Teaching English in Germany


3 minutes

Travel connects us with the world, both physically and emotionally. We take pictures of ourselves with the city’s iconic landmarks, to serve as a gateway into memories of the past. The sights, the smells, the experiences – all come rushing back like a flood. And hopefully among those experiences are interactions with locals. I view traveling as the ultimate lesson in empathy, an opportunity to meet and learn from people all over the world.

As an au pair in the Netherlands, the task of meeting people was made incredibly easy for me. Travel Active, the Dutch au pair agency working in cooperation with InterExchange, provides a list of other au pairs in the Netherlands upon arrival. They also host activities throughout the country, giving au pairs the chance to meet and socialize. Through these media, I met a handful of girls that I’m sure I will remain in contact with for the rest of my life.

Beyond the connections offered by the cooperating agency, there are numerous ways to meet people while traveling abroad. I find it actually easier to make new friends abroad than back home, because nearly everybody in the international community is searching for ways to establish meaningful connections. Websites like meetup.com, couchsurfing.com, and various Facebook groups were instrumental in connecting me with people from all over the world. The InterExchange Working Abroad grant improved my opportunity to travel with these new friends, thereby strengthening those relationships. I was able to take full advantage of being in Europe – I traveled all around the Netherlands and also visited Germany, Belgium, France, and Spain.

I won’t lie – it’s fun to have friends from faraway places like South Africa and China. But the implications of those friendships run deeper than the mere opportunity for future travels. My global knowledge is constantly expanding because of the friends I’ve made. I’m more invested in the current events of these nations because I have such strong personal ties. Just as I would be more attentive to news of a natural disaster in my home state of California, I now have the same knee-jerk reaction to news from Brazil and Spain.

I feel more connected with humanity, thanks to my personal network growing wider and stronger. The nature of being an au pair lends itself to cultural immersion. Many dream of this type of travel, living with a family abroad for an extended period of time. I learned about the intricacies and details of the culture, and celebrated numerous Dutch holidays with my adopted family.

Being responsible for three young children and household cleaning is no easy task, but it definitely provides a wealth of relevant experience for the future. In terms of developing time management, flexibility, and decision-making skills, being an au pair is the perfect job. I feel more confident interacting with people from different backgrounds, which will help me immensely when I begin a career working with urban refugees.

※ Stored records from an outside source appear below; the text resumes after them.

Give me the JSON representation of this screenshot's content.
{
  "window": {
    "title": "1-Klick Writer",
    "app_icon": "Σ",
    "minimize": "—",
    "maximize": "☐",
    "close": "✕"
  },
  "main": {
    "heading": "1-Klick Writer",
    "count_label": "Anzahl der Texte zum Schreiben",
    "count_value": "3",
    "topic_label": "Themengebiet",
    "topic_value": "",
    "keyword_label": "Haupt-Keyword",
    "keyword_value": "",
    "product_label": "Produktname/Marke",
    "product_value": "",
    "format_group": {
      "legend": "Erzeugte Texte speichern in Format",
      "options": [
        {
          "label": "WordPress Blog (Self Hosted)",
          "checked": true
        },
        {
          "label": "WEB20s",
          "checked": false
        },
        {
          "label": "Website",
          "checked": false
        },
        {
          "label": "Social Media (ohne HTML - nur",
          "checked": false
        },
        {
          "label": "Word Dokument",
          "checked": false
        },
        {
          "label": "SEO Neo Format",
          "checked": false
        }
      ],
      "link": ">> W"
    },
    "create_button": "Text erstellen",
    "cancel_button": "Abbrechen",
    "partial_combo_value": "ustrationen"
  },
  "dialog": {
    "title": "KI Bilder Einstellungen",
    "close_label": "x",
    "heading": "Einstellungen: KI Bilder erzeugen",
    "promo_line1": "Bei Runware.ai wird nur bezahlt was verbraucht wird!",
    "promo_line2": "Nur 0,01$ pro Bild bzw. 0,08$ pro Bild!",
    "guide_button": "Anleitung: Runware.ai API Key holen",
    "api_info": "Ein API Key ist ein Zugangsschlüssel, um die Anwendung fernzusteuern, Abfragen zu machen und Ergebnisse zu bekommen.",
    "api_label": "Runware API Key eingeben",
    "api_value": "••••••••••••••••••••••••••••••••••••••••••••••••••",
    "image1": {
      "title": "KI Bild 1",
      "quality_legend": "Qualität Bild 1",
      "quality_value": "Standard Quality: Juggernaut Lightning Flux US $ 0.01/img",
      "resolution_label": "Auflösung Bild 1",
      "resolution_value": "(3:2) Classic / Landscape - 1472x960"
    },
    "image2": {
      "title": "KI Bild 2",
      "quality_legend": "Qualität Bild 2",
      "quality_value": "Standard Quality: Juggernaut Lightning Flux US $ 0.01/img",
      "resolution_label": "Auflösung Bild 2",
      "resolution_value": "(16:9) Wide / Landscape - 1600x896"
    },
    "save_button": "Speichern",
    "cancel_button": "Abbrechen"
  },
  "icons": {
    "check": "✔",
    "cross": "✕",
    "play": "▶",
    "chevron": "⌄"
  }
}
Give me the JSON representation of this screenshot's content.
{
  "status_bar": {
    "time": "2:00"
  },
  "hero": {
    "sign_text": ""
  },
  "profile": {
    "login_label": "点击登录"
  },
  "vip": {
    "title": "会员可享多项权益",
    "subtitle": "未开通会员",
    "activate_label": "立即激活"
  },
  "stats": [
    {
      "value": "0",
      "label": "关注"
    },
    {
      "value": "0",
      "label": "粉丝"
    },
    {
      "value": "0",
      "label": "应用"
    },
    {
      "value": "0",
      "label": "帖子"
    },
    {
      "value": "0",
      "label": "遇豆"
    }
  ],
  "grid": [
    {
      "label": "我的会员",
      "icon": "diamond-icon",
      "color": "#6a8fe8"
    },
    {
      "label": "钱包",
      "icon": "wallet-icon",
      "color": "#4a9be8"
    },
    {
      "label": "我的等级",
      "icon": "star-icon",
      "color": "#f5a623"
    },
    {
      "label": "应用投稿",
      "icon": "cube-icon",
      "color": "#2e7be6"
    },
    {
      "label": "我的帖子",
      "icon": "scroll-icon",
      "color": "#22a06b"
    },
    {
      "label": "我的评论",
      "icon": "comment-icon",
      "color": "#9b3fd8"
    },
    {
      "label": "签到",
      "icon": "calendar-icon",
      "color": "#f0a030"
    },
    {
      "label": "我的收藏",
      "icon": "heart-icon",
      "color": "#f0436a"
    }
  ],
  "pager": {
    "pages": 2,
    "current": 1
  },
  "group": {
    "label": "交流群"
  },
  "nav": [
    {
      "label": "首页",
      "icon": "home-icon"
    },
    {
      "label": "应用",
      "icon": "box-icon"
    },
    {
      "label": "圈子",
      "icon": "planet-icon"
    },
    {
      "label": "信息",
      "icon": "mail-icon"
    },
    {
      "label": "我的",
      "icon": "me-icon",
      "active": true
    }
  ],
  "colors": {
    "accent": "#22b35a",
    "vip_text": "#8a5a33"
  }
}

I expected to transform into this “world citizen.” I often wished for a more ambiguous appearance, to blend into various countries as if I belong everywhere. Now, that quality is less important to me. I can better appreciate the differences among people of different nationalities and cultures, because that is what makes each of us unique. And I have found that those differences are minimal, compared to the vast number of similarities we share.

It is a privilege to meet people from around the world. If given the opportunity to travel, take it. Use every means available to expand your horizons and have the adventure of a lifetime.

Marco J.

Marco taught English in Germany with the help of the InterExchange Foundation.

U.S. Department of State-Designated J-1 Visa Sponsor
Alliance for International Exchange
Exclusive partner of the Erasmus Student Network for J-1 Visa sponsorship of internships in the U.S.
European-American Chamber of Commerce New York
Generation Study Abroad
Global Ties U.S.
International Au Pair Association
WYSE Travel Confederation